Brianna wants to be a rap star. She flows like no other. She writes like no other. But, with hunger, gang violence, and the reality’s of being a poor black girl looming around her, will her dreams come true? Or, will others’ assumptions of her get the best of her and cloud the image staring back in the mirror?
In Angie Thomas’ second novel, or, better yet titled, her clear avoidance of the sophomore slump like a boss, answers display themselves with the murkiness real life grants us. As I read this story, I wanted to not state my fangirl feelings, but I’ll bite. I enjoyed Thomas’ second book more than her debut, the wonderful The Hate U Give, which saw a film adaptation and still sits on the New York Times Bestseller list for Young Adults at #2, while her second novel sits at #1.
No strange feat. Thomas delivers a book for not only those seeking representation, but for those understanding the importance of not only dreams, but for those “having your back” and supporting them. But, why do I enjoy this novel more than her debut?
While the previously mentioned themes permeate her first novel, Thomas’s newly-minted main protagonist, Brianna Jackson, offers readers a stronger voice. Yes, she’s a black girl, like Starr, facing insurmountable odds, like a rough neighborhood, the effects of poverty, and being misunderstood.
Slight tangent. I enjoy Thomas’ world-building. If you see some aspects found previously in T.H.U.G., I believe it’s on purpose. No spoilers though. Read her book to found them.
While Starr desperately wanted to fight police brutality as a whole for her neighborhood as a theme, Brianna’s themes are more individualistic as she desperately wants to achieve her dreams for herself and her family for another kind of survival. Her voice appears stronger because, unlike Starr, she faces hunger and cold after her mother loses her job. Yes, police brutality and gang violence still play a role in Brianna’s world, but her belly aches and she wants financial security for her family immediately. So, push comes to shove, her world’s a tad shrunken to individual need before the grander scale of neighborhood themes.
Her dream of rapping feels more tangible for survival as she can immediately achieve them with the right help.
Once again, Thomas’ writes a strong family presence around her protagonist. Her mother, Jay, a former drug addict, parents with love and care, and her brother, Trey, supports them while holding his dreams also. Furthermore, included in her support system are her paternal grandparents and friends, Malik, Sonny, and Curtis. I would have liked a female friend for her, but support groups diversify themselves daily, so who am I to judge? Yet, she has her Aunt Pooh, so she counts, even though the latter has troubles of her own to consider.
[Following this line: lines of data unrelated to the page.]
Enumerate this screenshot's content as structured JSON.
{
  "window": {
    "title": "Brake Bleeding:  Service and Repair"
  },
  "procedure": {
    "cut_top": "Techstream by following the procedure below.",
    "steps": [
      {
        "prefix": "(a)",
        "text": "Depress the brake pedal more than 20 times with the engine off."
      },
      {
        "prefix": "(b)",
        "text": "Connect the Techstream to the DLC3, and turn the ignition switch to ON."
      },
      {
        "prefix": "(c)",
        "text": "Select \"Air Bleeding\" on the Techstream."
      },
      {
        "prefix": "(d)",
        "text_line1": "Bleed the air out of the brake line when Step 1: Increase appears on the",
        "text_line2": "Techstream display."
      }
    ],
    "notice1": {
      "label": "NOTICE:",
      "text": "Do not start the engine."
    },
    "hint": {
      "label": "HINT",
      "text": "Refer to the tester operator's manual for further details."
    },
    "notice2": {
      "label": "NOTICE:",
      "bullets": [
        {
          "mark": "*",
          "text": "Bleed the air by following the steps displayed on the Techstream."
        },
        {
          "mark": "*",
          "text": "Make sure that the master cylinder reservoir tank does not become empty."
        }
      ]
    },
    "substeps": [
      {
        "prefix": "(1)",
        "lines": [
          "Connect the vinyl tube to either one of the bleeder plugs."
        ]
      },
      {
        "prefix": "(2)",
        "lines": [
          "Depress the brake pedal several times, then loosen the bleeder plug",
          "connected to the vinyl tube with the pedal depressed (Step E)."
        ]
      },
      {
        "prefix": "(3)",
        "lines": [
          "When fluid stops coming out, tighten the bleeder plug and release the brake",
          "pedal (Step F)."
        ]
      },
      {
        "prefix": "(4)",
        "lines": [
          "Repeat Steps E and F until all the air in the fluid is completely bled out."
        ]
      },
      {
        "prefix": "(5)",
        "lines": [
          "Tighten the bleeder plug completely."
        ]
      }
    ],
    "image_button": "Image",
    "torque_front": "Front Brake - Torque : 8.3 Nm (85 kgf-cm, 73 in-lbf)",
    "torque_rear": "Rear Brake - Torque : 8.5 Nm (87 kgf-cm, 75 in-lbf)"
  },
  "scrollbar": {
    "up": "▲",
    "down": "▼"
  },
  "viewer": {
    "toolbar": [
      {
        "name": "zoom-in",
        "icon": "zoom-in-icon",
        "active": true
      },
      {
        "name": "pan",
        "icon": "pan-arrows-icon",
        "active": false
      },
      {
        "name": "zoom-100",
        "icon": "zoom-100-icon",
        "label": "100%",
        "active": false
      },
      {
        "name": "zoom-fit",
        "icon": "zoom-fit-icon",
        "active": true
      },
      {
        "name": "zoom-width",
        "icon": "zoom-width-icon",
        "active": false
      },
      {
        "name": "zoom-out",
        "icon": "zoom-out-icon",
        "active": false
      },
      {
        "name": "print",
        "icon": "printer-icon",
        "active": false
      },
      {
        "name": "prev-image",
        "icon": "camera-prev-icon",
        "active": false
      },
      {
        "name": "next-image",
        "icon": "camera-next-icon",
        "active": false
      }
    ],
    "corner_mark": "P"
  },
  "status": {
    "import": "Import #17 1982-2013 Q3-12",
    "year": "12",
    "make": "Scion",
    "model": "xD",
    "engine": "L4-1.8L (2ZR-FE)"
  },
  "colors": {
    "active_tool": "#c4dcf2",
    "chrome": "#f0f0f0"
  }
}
Thomas writes without pandering. She paints a picture that’s realistic with teens that sound their age and adults involved in their lives, creating mistakes of their own and underlining how we’re all doing the best that we can, even when choices are wrong.
While geared towards teens and young adults, older readers will enjoy its fast-pacing and realistic nature, On The Come Up gives us proper hip-hop history and references. For example, when Brianna freestyles to Mobb Deep’s “Shook Ones”, even if you’re a casual hip-hop listener, you hear the beat and find yourself in the audience listening and cheering.
My heart raced.
Thomas writes another fine novel deserving of a read without age requirement. Open your mind. Never assume. Read this book.
⭐ ⭐ ⭐ ⭐ ⭐